AFCEA is an international association of information technology, communications, and electronics professionals in the defense, homeland security, and intelligence communities. The intelligence committee provides an active focal point within AFCEA to encourage the exchange of ideas and coordinating the association’s intelligence-related activities.
This appointment places Clancy in a select group of public and private sector intelligence professionals who oversee AFCEA’s intelligence outreach and help build bridges between government and industry.
Clancy has served as the Hume Center’s director since 2011, conducting research, educating students, and promoting strategic partnerships with government and industry groups. He is also the co-director of the National Science Foundation Security and Software Engineering Research Center and associate professor of electrical engineering in the College of Engineering.
Prior to joining Virginia Tech, Clancy served as a senior researcher in a defense research lab at the University of Maryland, and has held a number of research, scientific, and engineering positions within the United States Department of Defense.
Clancy holds a master’s degree in electrical engineering from the University of Illinois and a Ph.D. in computer science from the University of Maryland. He is a senior member of the Institute of Electrical and Electronics Engineers and has more than 100 peer-reviewed technical publications.

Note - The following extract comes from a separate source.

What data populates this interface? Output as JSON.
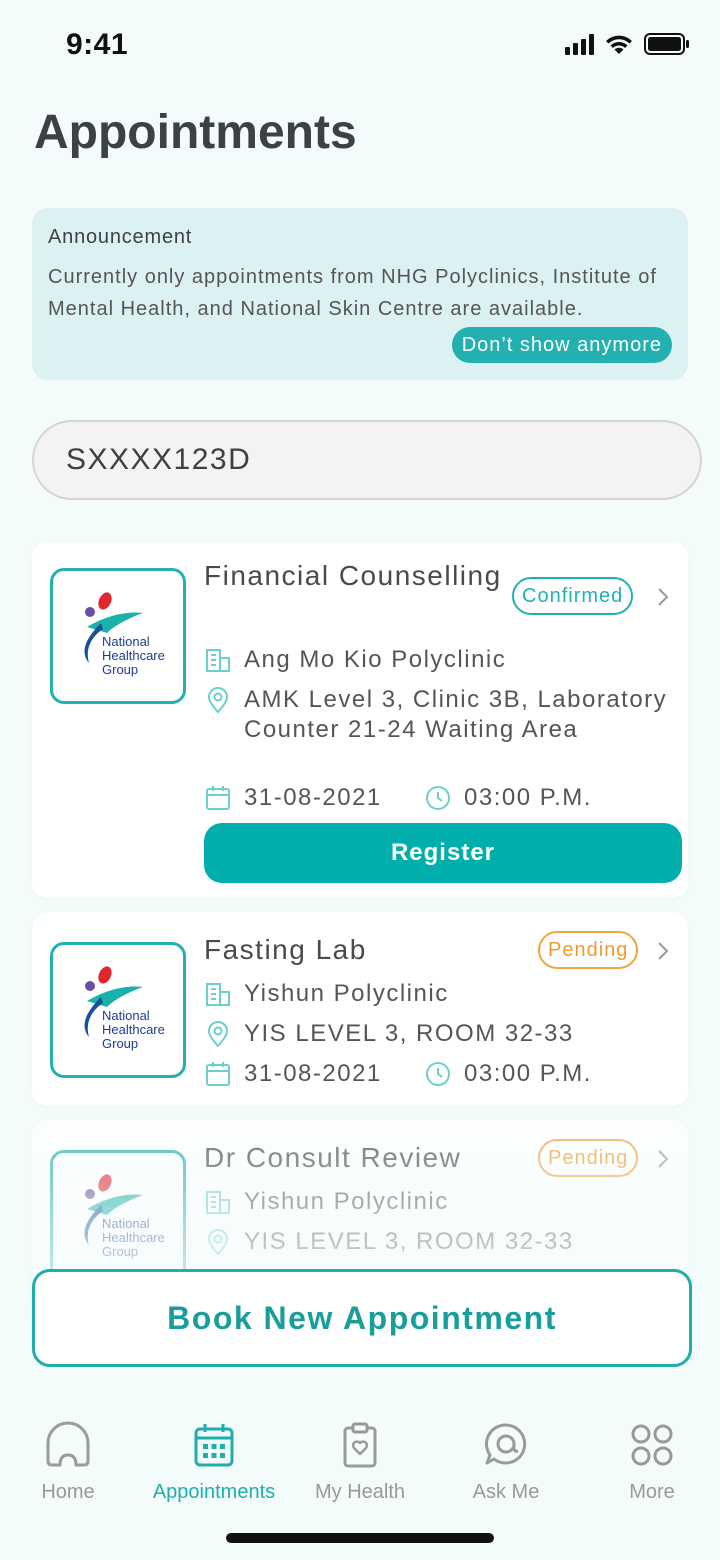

His research interests include cognitive communications and spectrum security.
Administratively organized under the Institute for Critical Technology and Applied Science with operations at the Virginia Tech Research Center -- Arlington and the Corporate Research Center in Blacksburg, the Hume Center leads Virginia Tech’s research, education, and outreach programs focused on the communication and computation challenges of the national security community. Research programs focus on signals intelligence, electronic warfare, cybersecurity and analytics, and aerospace systems.
The Hume Center’s education and outreach programs seek to educate the next generation of leaders in national security technologies. Through the center, Virginia Tech students interested in careers in national security have access to resources including guest speakers, internship opportunities, research projects, mentorship, and scholarships.
Dedicated to its motto, Ut Prosim (That I May Serve), Virginia Tech takes a hands-on, engaging approach to education, preparing scholars to be leaders in their fields and communities. As the commonwealth’s most comprehensive university and its leading research institution, Virginia Tech offers 240 undergraduate and graduate degree programs to more than 31,000 students and manages a research portfolio of $513 million. The university fulfills its land-grant mission of transforming knowledge to practice through technological leadership and by fueling economic growth and job creation locally, regionally, and across Virginia.